Peugeot 308cc Review

Peugeot were the first company to produce a hardtop convertible car way back in 1934 with the Peugeot 401 Eclipse. Of course technology has moved on from this stunning but impractical classic car; its roof folded away in one peice taking away any practcal use of the large car’s luggage space.

In more recent times Peugeot have returned to the coupé-cabriolet concept of drop-tops with a metal folding roof in place of the conventional canvas hood. First with the 206CC, the first super-mini to use a modern folding hardtop which was replaced in 2007, by the best selling open top car, the 207CC. The 206CC was rapidly followed in 2003 by the larger 307CC. The 307CC became a popular choice in the mid sized convertible market for its modern looks and high level of equipment. We now get to look at the Peugeot 308 CC, the latest in the line and see if Peugeot can expect similar success.

The 308 CC continues the Peuget family styling while using all the coupé-cabriolet expertise they have built up over the years. With its four seats it offers practical family motoring although space in the back is limited. It certainly offers more space than the 207CC whose rear seats are practical only for a couple of bags of shopping.

The styling of this new car is a little more aggressive and sporting to its predeccesor. Sadly, as a result the windscreen os so steeply raked that some of the open-air convertible feel is lost. Never the less it looks good with the roof either up or down. The overall feeling is that this is something quite apart from the average 308 hatchback.

Peugeot 308cc interior

The ‘quality car’ feeling continues inside. The seats are well-shaped and supportive and feature Mercedes-style inbuilt air vents which diffuse warm air around the occupant’s neck. Air conditioning, alloy wheels, remote central locking, and a leather steering wheel come as standard on all models. Those selecting the SE version over the base ‘Sport’ get their hands on a host of extra goodies including 17″ alloys, automatic wipers and headlamps, an auto-dipping rear-view mirror, rear parking sensors, cruise control, climate control, an alarm, an upgraded stereo and ambient lighting.

The top of the range GT model has leather upholstery, wind stop, 18″ alloys, front and rear parking sensors, tyre pressure monitoring and a JBL audio system.

Those who will buy the 308 will be looking for a fun way of enjoying open air motoring without loosing any creature comforts or practicality. The engines therefore are geared more towards relaxed cruising than hard driving. The 1.6 litre petrol engines come from the BMW-PSA joint venture, with both VTi and THP being the same basic units used in the new Mini. Peugeot’s diesels are equally well thought out and reputably tough.

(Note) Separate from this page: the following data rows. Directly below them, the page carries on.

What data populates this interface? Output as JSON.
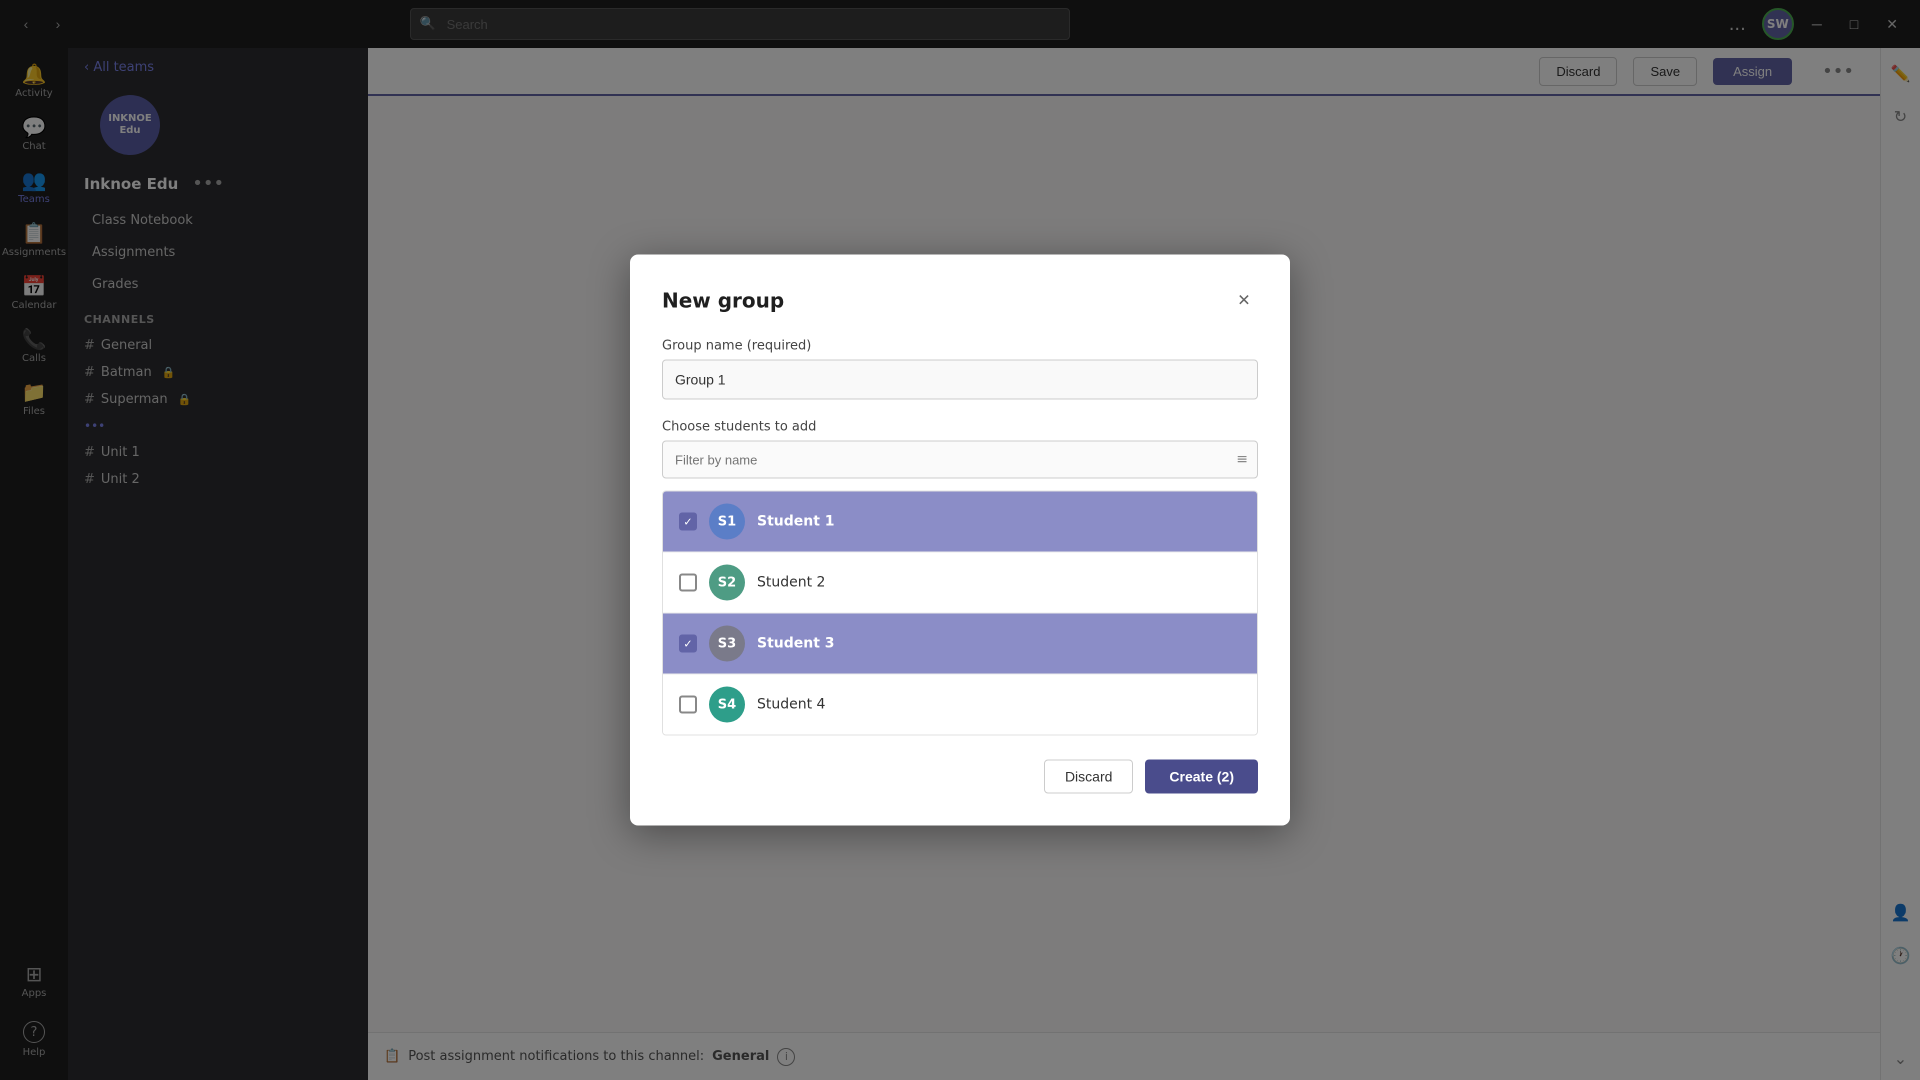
{
  "titleBar": {
    "searchPlaceholder": "Search",
    "moreLabel": "...",
    "avatarText": "SW",
    "minimizeLabel": "─",
    "maximizeLabel": "□",
    "closeLabel": "✕",
    "navBack": "‹",
    "navForward": "›"
  },
  "sidebar": {
    "items": [
      {
        "id": "activity",
        "label": "Activity",
        "icon": "🔔"
      },
      {
        "id": "chat",
        "label": "Chat",
        "icon": "💬"
      },
      {
        "id": "teams",
        "label": "Teams",
        "icon": "👥"
      },
      {
        "id": "assignments",
        "label": "Assignments",
        "icon": "📋"
      },
      {
        "id": "calendar",
        "label": "Calendar",
        "icon": "📅"
      },
      {
        "id": "calls",
        "label": "Calls",
        "icon": "📞"
      },
      {
        "id": "files",
        "label": "Files",
        "icon": "📁"
      }
    ],
    "bottomItems": [
      {
        "id": "apps",
        "label": "Apps",
        "icon": "⊞"
      },
      {
        "id": "help",
        "label": "Help",
        "icon": "?"
      }
    ]
  },
  "teamsPanel": {
    "backLabel": "‹ All teams",
    "teamLogoText": "INKNOE\nEdu",
    "teamName": "Inknoe Edu",
    "moreIcon": "•••",
    "navItems": [
      {
        "label": "Class Notebook"
      },
      {
        "label": "Assignments"
      },
      {
        "label": "Grades"
      }
    ],
    "channelsSection": "Channels",
    "channels": [
      {
        "label": "General",
        "icon": ""
      },
      {
        "label": "Batman",
        "icon": "🔒"
      },
      {
        "label": "Superman",
        "icon": "🔒"
      }
    ],
    "moreChannels": "•••",
    "channelItems": [
      {
        "label": "Unit 1"
      },
      {
        "label": "Unit 2"
      }
    ]
  },
  "toolbar": {
    "discardLabel": "Discard",
    "saveLabel": "Save",
    "assignLabel": "Assign"
  },
  "dialog": {
    "title": "New group",
    "closeIcon": "✕",
    "groupNameLabel": "Group name (required)",
    "groupNameValue": "Group 1",
    "chooseStudentsLabel": "Choose students to add",
    "filterPlaceholder": "Filter by name",
    "filterIcon": "≡",
    "students": [
      {
        "id": "s1",
        "initials": "S1",
        "name": "Student 1",
        "selected": true,
        "avatarClass": "avatar-s1"
      },
      {
        "id": "s2",
        "initials": "S2",
        "name": "Student 2",
        "selected": false,
        "avatarClass": "avatar-s2"
      },
      {
        "id": "s3",
        "initials": "S3",
        "name": "Student 3",
        "selected": true,
        "avatarClass": "avatar-s3"
      },
      {
        "id": "s4",
        "initials": "S4",
        "name": "Student 4",
        "selected": false,
        "avatarClass": "avatar-s4"
      }
    ],
    "discardLabel": "Discard",
    "createLabel": "Create (2)"
  },
  "bottomBar": {
    "notificationText": "Post assignment notifications to this channel:",
    "channelName": "General"
  }
}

The chassis is noticably firmer than that of the 307CC and along with much improved suspension its a smoother and more predictable ride. The steering remains light but gives a reasonable amount of feedback to the driver. There’s plenty of power and torque for overtaking or hill-climbing, and a pleasing rasp from the exhaust at higher revs. However, it is not really as sporting to drive as the styling might suggest and although it takes corners with confidence its natural pace is relaxed summer cruising.

On the road you’ll also notice very acceptable levels of noise and wind buffeting. With the roof down and windows up it is quite easy to have a normal conversation even at motorway speeds.

While you’re cruising around, soaking up the sun you can rest assured that you are driving in one of the safest cars on the road. Peugeot take safety seriously and the 308 CC has scored a full five stars (to the 2008 standards) in the Euro NCAP crash tests and collected 36 out of a possible 37 points for overall adult occupant safety. It also scored three stars for child protection. The only weak area is pedestrian protection where it won only two stars.

Like many convertibles these days there are active rear roll-over protection bars which pop up from their hidden away spot if the car should reach an angle where it is likely to roll over. In addition there are even head-protecting airbags for the front-seat passengers, housed in the seat head-rests.

It’s hard not to find something to like in the 308 CC. It may not be as sporting as some convertibles but it makes up for it in being a genuinley useable car. Ideal for those who like the idea of a convertible but don’t want to make any sacrafices. It measures up well to the competition with an elegance matching the likes of the VW Eos, an excellent safety score and a pleasant driving experience.

Peugeot 308cc

The Peugeot 308 CC will be available from 1st June 2009.

Specification and wallpaper images of the Peugeot 308 CC can be found in our Buyers’ Guide.